Grammy Award winning funk, soul band The Commodores—whose hit singles include Easy and Brick House—recently won a trademark infringement lawsuit against its ex-bandmate and founding member Thomas McClary, who left the band in 1984. The right to use The Commodores name and trademarks belongs to a company run by founding members William King and Walter Orange, a Florida appellate court has ruled.
Originally, in 1978, when the band’s six original members formed a partnership, they agreed that if any of them died or quit, most of the partners retained the right to use the name The Commodores, according to Billboard. Their 1979 deal with Motown Records said that band members could perform with other groups, but “in no event” could they use The Commodores name. When Lionel Richie left the band in 1982, another agreement was signed and it said that “no Leaving Member, nor heirs of any member have or will have the right to make any individual use of the Name.” Eventually only King and Orange remained as original members still with the group and they transferred their common-law rights in the trademark to Commodores Entertainment Corporation, (CEC), which registered four trademarks with the U.S. Patent and Trademark Office in 2001.

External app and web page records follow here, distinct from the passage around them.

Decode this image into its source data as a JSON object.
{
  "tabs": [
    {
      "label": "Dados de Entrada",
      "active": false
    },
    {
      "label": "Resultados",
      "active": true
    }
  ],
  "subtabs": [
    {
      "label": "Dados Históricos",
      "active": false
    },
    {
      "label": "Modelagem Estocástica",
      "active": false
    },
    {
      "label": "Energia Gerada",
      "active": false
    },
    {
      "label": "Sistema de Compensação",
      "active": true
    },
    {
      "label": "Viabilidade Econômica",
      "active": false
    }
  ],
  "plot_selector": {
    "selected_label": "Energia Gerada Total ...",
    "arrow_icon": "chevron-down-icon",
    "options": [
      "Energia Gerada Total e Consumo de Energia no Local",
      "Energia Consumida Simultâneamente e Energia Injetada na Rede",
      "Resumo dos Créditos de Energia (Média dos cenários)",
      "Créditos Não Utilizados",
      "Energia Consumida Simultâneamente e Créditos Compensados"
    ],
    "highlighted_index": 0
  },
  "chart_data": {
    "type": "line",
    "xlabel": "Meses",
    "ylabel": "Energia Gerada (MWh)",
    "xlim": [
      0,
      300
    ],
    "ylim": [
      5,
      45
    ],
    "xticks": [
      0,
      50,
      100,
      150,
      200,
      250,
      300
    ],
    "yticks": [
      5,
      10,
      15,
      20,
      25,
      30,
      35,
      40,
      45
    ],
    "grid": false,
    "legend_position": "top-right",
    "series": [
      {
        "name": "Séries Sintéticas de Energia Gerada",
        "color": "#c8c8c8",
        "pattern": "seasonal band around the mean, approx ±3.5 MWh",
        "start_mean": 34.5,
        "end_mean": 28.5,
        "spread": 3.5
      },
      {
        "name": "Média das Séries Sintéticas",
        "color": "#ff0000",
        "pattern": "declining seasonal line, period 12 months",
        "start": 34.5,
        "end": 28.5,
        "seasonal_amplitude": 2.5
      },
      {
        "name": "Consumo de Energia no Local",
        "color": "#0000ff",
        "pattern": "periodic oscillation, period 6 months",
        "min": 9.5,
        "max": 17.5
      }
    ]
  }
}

Back in 2014, the band sued McClary for false advertisement and trademark infringement after finding that his use of the band’s name in marketing efforts for his solo career. Then in 2016, a district court permanently barred McClary from using the band’s trademarks after ruling the Commodores have sole ownership of the marks. McClary appealed and last week, a circuit panel affirmed the district court’s ruling. “When McClary left the band, he left behind his common-law rights to the marks,” wrote U.S. Circuit Judge Stanley Marcus. “Those rights remained with CEC.”
Dean A. Kent, The Commodores’ lead attorney throughout the case and shareholder in the Commercial Litigation practice and Lindsay Patrick Lopez, from Trenam Law sat down with IPWatchdog for an exclusive interview to discuss the details of the case as well as its big picture impact on intellectual property in the entertainment industry.
“Thomas McClary can make fair use of the marks. The Eleventh Circuit declined to identify every use that constitutes fair use,” explained Kent and Lopez. “What is clear is that he cannot use the name ‘The Commodores, featuring Thomas McClary.’ He has been performing as Thomas McClary, founder of the Commodores, and we haven’t objected to it.”
Today, there are some key IP protection strategies for bands and musicians. According to Kent and Lopez, it is really important for bands and musicians to get attorneys involved early to properly document ownership and use of the band’s name and any other intellectual property. The Eleventh Circuit’s opinion focuses on the multiple agreements between the band members that governed the use of the name, including the fact that the name remained with the band and departing members did not have rights to the name.
So, what constitutes trademark/copyright infringement for any former band members?
“The Eleventh Circuit has now clarified that, in general, departing members leave the name with the band, especially in joint ventures when the name was acquired jointly,” they explained. “The name remains with the band members who maintain control over the character and quality of the band.”
When it comes to suing for suspected trademark or copyright infringement, entertainers should take action to protect their trademarks (including band names) as soon as they learn of any potential infringement, according to Kent and Lopez. This includes sending out cease and desist letters and, if necessary, even filing suit to protect the marks.
They said, “Otherwise, a court may hold that the claims are barred by laches or acquiescence. Trademark owners have a duty to police their marks, so it is a good idea to set up some system to monitor for potential use of trademarks, such as setting up Google Alerts for the marks.”
These days, the issue of joint ownership of a musical group’s trademarks, especially its name, is a somewhat common occurrence. There are a lot of reported decisions from around the country that address similar issues with musical groups, including cases regarding the group names for the Beach Boys, Boston, Steppenwolf, the Platters, Expose, and Deep Purple.
This ruling has some major implications beyond the Eleventh Circuit. In fact, per Kent and Lopez, it makes the 11th Circuit’s determination on joint ownership of a group name consistent with the 9th Circuit’s decision in Robi v. Reed, finding when a member leaves a group, the mark remains with the original group. Further, the opinion clarifies that the 11th Circuit’s test for joint ownership of a group name not acquired through original appropriation use was inapplicable to identify the quality and characteristics for which the group is known by the public and who controls the quality or characteristics.
They added, “The ruling also has wider trademark implications with regard to the extraterritorial reach and enforcement of trademark injunctions as well as what is considered abandonment of a trademark.”